WHAT YOU ARE ASKED TO DO: Within the material below, tally every line that holds the word "title", then give the tally and nothing more.

*** RECORDED INFORMATION Section Begins ***

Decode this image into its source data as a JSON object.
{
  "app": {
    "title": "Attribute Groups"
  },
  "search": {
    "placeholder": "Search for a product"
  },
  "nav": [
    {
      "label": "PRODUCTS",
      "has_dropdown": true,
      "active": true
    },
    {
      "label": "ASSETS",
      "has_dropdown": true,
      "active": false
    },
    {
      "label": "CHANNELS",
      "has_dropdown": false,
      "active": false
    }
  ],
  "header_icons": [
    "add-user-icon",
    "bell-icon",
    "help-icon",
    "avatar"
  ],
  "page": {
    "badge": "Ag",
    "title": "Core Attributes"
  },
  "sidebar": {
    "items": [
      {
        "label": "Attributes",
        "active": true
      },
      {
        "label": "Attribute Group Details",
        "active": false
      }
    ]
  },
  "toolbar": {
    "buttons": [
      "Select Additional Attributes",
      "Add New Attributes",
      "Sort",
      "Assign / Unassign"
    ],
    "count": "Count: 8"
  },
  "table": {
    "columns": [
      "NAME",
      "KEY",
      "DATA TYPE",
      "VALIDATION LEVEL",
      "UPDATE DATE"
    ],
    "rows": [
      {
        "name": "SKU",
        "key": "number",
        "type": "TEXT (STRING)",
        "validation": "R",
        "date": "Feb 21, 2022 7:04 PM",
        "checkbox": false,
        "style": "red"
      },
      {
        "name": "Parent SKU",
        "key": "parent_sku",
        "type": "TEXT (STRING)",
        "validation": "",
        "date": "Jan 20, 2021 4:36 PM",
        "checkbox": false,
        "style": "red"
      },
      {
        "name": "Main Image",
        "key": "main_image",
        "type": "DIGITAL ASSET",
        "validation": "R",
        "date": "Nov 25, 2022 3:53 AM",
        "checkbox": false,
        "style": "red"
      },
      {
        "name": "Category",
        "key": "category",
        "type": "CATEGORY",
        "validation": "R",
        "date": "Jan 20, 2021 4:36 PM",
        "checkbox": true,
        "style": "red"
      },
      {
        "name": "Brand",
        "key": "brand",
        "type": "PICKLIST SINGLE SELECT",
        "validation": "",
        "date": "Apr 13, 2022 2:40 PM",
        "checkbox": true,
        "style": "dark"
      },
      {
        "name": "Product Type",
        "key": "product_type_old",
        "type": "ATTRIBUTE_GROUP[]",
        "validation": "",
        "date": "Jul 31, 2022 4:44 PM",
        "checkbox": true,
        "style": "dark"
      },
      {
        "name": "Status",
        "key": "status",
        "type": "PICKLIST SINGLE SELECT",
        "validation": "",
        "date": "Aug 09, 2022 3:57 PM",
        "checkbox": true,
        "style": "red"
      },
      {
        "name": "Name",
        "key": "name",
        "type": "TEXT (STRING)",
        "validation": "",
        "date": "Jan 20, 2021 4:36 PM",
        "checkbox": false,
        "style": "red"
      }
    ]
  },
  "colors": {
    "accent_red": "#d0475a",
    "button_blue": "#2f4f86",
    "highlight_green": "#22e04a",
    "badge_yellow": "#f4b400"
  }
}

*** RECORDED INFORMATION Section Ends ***

ANSWER FOR THE TASK: 2